I tweeted earlier tonight “The further I get in my PhD program, the riskier it feels to publish a blog post.”
This is entirely true. When I was writing for class, I not only had readily provided topics to blog about, but I had a deadline and the illusion of a limited audience. Before September 2011, blog posts were a way of chewing on thoughts that didn’t fit within the scope of my job as Research Database and Records Manager. These days, however, I have so many other things taking up my time: I now work full time at RRCHNM, I’m writing my dissertation prospectus while also trying to do some secondary research, I plan to do my comprehensive oral exams in April, and I also have a life beyond work and school.
I can come up with ideas for posts, but I have trouble making the time to smooth out the ideas from a few rough sentences into something that feels safe to put out into the world. It is, as a I tweeted, an odd combination of being aware of how wide an audience my posts might now have and the impostor syndrome which is apparently all too common in graduate school. And apparently I’m not alone in my anxiety: thus far, that tweet has 12 favorites and 2 retweets, along with a whole host of responses.
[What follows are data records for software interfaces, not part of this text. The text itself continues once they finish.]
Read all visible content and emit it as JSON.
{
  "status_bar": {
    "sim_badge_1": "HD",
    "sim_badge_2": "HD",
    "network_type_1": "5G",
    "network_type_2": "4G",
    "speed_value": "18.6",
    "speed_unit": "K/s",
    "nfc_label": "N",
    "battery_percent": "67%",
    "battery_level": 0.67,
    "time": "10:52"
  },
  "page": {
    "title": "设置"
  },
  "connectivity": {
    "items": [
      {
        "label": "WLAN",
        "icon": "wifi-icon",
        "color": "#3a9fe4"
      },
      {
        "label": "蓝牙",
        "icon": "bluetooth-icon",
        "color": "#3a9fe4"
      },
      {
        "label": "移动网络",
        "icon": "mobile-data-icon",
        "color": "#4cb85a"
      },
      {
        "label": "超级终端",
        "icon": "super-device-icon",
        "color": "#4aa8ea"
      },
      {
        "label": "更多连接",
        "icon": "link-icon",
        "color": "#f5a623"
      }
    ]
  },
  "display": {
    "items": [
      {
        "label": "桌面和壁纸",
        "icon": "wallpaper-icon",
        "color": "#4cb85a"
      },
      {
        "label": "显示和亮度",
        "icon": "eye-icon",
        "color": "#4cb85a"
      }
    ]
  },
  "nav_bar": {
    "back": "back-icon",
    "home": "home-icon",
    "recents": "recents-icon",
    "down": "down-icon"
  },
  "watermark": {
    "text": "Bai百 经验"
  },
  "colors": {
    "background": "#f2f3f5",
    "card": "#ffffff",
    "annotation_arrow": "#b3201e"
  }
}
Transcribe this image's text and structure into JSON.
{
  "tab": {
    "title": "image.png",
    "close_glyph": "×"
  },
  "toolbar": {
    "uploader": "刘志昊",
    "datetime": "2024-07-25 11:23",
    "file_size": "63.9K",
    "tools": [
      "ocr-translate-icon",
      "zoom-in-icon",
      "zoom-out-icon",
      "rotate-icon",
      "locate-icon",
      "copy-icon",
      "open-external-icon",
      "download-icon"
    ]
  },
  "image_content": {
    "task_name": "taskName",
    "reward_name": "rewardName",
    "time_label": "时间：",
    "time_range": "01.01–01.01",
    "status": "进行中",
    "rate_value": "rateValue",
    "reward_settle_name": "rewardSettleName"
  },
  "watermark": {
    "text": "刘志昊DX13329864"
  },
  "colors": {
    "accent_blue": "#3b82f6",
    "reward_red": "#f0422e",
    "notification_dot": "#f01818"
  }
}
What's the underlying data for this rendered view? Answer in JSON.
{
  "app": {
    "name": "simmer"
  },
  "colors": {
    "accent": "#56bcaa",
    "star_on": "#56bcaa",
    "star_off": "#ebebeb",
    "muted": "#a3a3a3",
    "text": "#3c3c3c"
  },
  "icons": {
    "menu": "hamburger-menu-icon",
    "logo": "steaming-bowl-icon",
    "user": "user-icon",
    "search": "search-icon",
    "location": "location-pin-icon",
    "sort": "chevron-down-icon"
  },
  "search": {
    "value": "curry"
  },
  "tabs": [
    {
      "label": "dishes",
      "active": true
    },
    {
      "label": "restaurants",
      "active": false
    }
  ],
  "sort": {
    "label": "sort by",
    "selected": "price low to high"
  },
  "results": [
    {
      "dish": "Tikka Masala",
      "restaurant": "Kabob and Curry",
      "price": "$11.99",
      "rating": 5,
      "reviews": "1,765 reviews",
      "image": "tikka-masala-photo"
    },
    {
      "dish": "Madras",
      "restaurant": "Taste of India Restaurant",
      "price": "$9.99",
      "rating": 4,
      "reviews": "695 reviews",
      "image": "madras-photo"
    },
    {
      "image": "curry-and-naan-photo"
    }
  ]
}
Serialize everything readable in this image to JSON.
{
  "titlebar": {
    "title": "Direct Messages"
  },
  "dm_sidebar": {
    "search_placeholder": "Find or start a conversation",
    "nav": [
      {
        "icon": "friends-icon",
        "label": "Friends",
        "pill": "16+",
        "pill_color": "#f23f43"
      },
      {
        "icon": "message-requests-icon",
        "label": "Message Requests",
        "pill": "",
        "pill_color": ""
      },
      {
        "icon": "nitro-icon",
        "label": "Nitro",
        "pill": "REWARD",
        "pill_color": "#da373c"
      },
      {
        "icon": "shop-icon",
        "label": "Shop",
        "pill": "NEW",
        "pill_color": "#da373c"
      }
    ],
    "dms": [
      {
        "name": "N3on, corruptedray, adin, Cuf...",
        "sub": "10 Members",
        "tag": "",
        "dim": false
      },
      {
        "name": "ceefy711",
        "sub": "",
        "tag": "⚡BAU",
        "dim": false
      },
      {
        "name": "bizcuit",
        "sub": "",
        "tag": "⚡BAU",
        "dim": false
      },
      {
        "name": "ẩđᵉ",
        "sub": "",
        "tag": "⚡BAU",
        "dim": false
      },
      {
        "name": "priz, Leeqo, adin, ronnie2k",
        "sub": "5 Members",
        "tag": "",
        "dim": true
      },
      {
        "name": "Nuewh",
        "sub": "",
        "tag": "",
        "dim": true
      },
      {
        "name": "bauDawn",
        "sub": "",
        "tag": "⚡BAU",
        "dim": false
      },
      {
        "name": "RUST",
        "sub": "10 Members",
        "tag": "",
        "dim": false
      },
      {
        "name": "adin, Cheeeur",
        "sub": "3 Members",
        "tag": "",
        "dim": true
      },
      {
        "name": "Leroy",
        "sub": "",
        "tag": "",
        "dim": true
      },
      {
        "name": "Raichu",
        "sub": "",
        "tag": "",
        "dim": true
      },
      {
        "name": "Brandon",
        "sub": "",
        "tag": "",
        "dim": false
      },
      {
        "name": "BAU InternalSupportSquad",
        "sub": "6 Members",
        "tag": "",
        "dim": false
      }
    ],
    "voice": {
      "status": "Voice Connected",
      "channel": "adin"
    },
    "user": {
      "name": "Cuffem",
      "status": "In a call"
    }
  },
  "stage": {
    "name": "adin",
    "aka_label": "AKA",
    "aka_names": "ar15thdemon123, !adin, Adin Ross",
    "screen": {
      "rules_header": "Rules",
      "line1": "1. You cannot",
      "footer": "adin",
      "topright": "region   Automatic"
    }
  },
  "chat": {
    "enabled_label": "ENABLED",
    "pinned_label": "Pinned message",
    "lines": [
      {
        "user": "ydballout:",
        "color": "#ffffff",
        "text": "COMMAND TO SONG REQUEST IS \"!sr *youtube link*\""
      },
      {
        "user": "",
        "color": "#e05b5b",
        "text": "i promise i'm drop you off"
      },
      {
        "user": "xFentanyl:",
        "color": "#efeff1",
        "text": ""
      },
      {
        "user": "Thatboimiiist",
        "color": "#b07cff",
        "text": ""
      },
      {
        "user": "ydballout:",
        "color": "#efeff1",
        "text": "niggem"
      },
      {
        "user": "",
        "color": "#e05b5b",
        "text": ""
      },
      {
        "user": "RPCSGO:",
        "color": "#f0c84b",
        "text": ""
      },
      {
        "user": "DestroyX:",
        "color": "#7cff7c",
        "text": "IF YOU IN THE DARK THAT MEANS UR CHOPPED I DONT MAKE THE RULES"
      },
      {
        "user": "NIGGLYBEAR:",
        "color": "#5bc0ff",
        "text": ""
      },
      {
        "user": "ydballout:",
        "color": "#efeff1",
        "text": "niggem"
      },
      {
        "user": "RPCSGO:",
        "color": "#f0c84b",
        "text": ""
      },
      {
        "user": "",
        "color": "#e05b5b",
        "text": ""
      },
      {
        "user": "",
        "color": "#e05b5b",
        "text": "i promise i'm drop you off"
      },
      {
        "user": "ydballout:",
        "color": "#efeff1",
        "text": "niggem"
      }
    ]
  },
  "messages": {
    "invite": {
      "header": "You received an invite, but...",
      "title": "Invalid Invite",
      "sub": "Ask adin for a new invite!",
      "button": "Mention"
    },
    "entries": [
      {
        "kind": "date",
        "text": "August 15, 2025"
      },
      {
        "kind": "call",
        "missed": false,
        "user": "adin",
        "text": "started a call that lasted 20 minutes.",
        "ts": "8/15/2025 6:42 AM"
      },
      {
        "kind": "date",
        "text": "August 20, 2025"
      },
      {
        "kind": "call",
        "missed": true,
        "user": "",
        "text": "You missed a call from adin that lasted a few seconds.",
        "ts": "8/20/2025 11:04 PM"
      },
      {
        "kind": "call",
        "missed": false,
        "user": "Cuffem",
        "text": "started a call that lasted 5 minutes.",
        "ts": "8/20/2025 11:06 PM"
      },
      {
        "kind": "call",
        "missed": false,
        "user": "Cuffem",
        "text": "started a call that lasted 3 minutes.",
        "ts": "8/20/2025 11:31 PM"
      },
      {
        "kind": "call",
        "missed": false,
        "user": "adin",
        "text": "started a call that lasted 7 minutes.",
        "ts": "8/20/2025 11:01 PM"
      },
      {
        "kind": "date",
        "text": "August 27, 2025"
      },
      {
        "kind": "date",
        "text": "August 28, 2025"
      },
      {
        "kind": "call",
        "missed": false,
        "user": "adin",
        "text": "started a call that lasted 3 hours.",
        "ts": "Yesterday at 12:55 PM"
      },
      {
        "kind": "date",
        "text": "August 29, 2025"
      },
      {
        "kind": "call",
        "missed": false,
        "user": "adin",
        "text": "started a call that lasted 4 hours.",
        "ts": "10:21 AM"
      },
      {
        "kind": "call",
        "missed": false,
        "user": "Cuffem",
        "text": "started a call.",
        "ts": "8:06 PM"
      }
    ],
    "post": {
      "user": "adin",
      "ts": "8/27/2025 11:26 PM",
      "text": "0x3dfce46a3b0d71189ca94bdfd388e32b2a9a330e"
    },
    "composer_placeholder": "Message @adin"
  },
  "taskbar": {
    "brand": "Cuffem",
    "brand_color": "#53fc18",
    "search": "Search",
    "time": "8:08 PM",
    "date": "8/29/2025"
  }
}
The responses were more than just “me too.” There was sympathy, empathy, examinations of why we all feel such stumbling blocks about blogging. They have kept coming as a I started to write this post, which is part of why I’m still writing it.
I was going to try and sit down to write about this past weekend, when I went to the Southern in the person of Megan Brett, Graduate Student Representative of the Southern Association for Women Historians. How I attended a panel titled “Mentoring Women” and listened to professors talk about trying to help young women find their place in the academy, realizing as I listened that I’ve never doubted that place. My mother was a professor, my advisers at the BA, MSc, and PhD level are all women, and there has always been a host of intelligent, witty women in my life who have encouraged me, even by their mere presence. I have, in that regard, been very lucky.
And as I tweeted, I am lucky to have a supportive community (of persons of all gender identities) online and in person who reach out when I doubt myself, to say “I’ve been there” and “You can do it.” Knowing those people are out there makes a huge difference. The communities we have are a huge resource in doing what we love, whether that’s getting a PhD, being a historian, teaching, or running a shop.